Thanks to such greatness, the myth suggested, the gods had elected the Romans (rather than the Greeks) to spread civilisation over the entire world. Those who failed to swear allegiance to Rome's sacred mission were labelled dangerous Others deserving annihilation.


When the barbarians, emboldened by the many problems that in time began to corrode the empire, finally crossed the borders with which Rome for so long had kept all foreigners at bay, the Eternal City collapsed both in myth and in reality. During the following turbulent centuries, different peoples clashed but also mixed and merged, while Christianity became the leading religion of the West. With the rise of Islam, the Other came to be represented by the Muslims, whose rapid territorial expansion (which included cities that had been important centres of Greek and Latin culture) struck fear in the very heart of Europe.

To foster the "righteous" spirit of the Crusaders, Christian art depicted Muslims with monstrous traits suggesting they were closer to animals than human beings.
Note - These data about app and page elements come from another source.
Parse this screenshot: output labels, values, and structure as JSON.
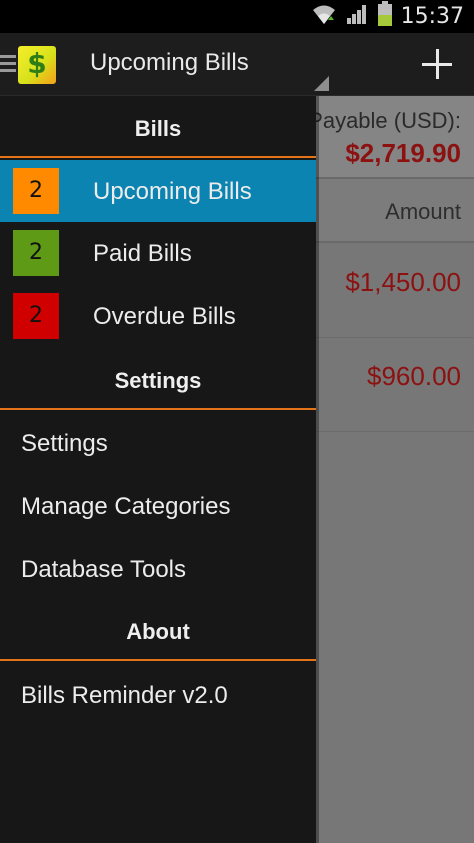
{
  "status_bar": {
    "time": "15:37",
    "icons": [
      "wifi-icon",
      "signal-icon",
      "battery-icon"
    ]
  },
  "action_bar": {
    "title": "Upcoming Bills",
    "menu_icon": "hamburger-icon",
    "logo_icon": "dollar-logo-icon",
    "add_icon": "plus-icon"
  },
  "content": {
    "payable_label": "Payable (USD):",
    "payable_value": "$2,719.90",
    "amount_header": "Amount",
    "amounts": [
      "$1,450.00",
      "$960.00"
    ]
  },
  "drawer": {
    "sections": {
      "bills": "Bills",
      "settings": "Settings",
      "about": "About"
    },
    "bill_items": [
      {
        "count": "2",
        "label": "Upcoming Bills"
      },
      {
        "count": "2",
        "label": "Paid Bills"
      },
      {
        "count": "2",
        "label": "Overdue Bills"
      }
    ],
    "settings_items": [
      "Settings",
      "Manage Categories",
      "Database Tools"
    ],
    "about_items": [
      "Bills Reminder v2.0"
    ]
  },
  "colors": {
    "accent": "#0c84b2",
    "divider": "#e3741a",
    "badge_upcoming": "#ff8a00",
    "badge_paid": "#5f9a16",
    "badge_overdue": "#d10000",
    "amount_text": "#8c1111"
  }
}
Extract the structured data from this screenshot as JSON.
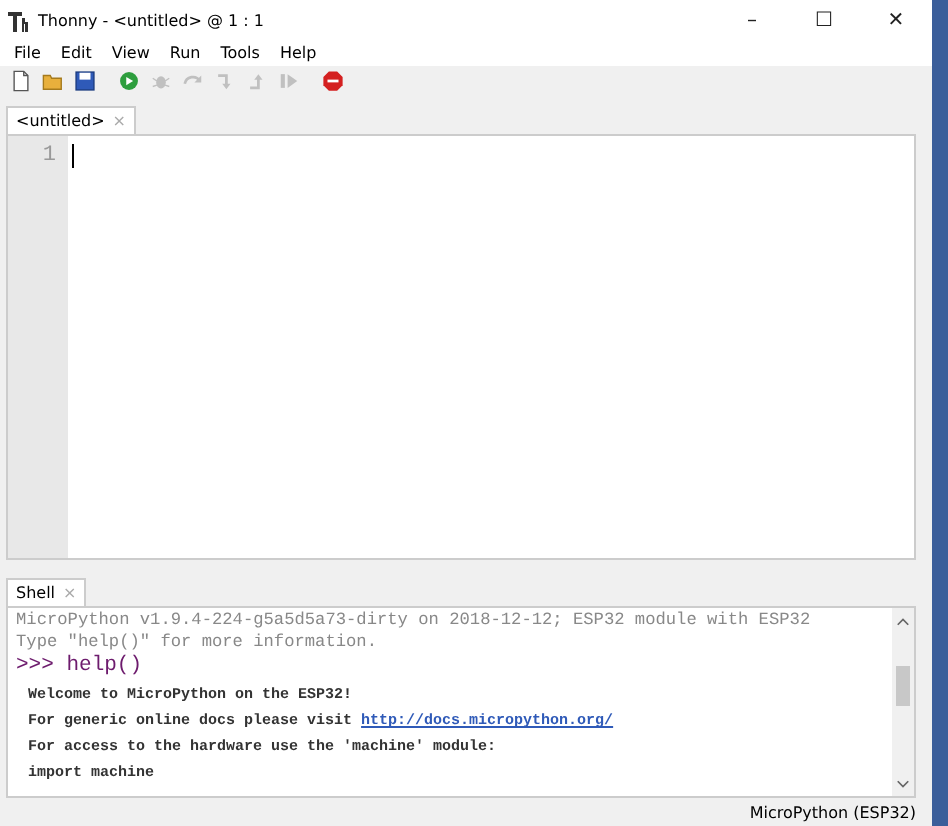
{
  "window": {
    "title": "Thonny - <untitled> @ 1 : 1",
    "controls": [
      "–",
      "☐",
      "✕"
    ]
  },
  "menu": [
    "File",
    "Edit",
    "View",
    "Run",
    "Tools",
    "Help"
  ],
  "toolbar": [
    {
      "kind": "new",
      "disabled": false
    },
    {
      "kind": "open",
      "disabled": false
    },
    {
      "kind": "save",
      "disabled": false
    },
    {
      "kind": "run",
      "disabled": false
    },
    {
      "kind": "debug",
      "disabled": true
    },
    {
      "kind": "step-over",
      "disabled": true
    },
    {
      "kind": "step-into",
      "disabled": true
    },
    {
      "kind": "step-out",
      "disabled": true
    },
    {
      "kind": "resume",
      "disabled": true
    },
    {
      "kind": "stop",
      "disabled": false
    }
  ],
  "editor": {
    "tabs": [
      {
        "label": "<untitled>",
        "close": "×",
        "selected": true
      }
    ],
    "line_numbers": [
      "1"
    ]
  },
  "shell": {
    "tab": {
      "label": "Shell",
      "close": "×"
    },
    "lines": [
      {
        "kind": "banner-cut",
        "text": "MicroPython v1.9.4-224-g5a5d5a73-dirty on 2018-12-12; ESP32 module with ESP32"
      },
      {
        "kind": "banner",
        "text": "Type \"help()\" for more information."
      },
      {
        "kind": "prompt",
        "prompt": ">>>",
        "text": "help()"
      },
      {
        "kind": "output",
        "text": "Welcome to MicroPython on the ESP32!"
      },
      {
        "kind": "output",
        "text": "For generic online docs please visit ",
        "link": "http://docs.micropython.org/"
      },
      {
        "kind": "output",
        "text": "For access to the hardware use the 'machine' module:"
      },
      {
        "kind": "output-cut",
        "text": "import machine"
      }
    ]
  },
  "status_bar": {
    "interpreter": "MicroPython (ESP32)"
  }
}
But the humiliating defeat that the "infidels" dealt to the Crusaders turned out to be an unexpected gift: The Christian world, having come into contact with the Muslim intelligentsia, rediscovered its own cultural roots - the classical heritage that eventually led to the blooming of the Renaissance.

What that seems to prove is that, just as Frost's narrator suggests when he recalls how the winter sabotages walls, the regeneration that culture always needs can occur only when the fences of prejudice are breached to allow encounters between different people, traditions and ideas. NYTIMES

Powered by GET.comGetCom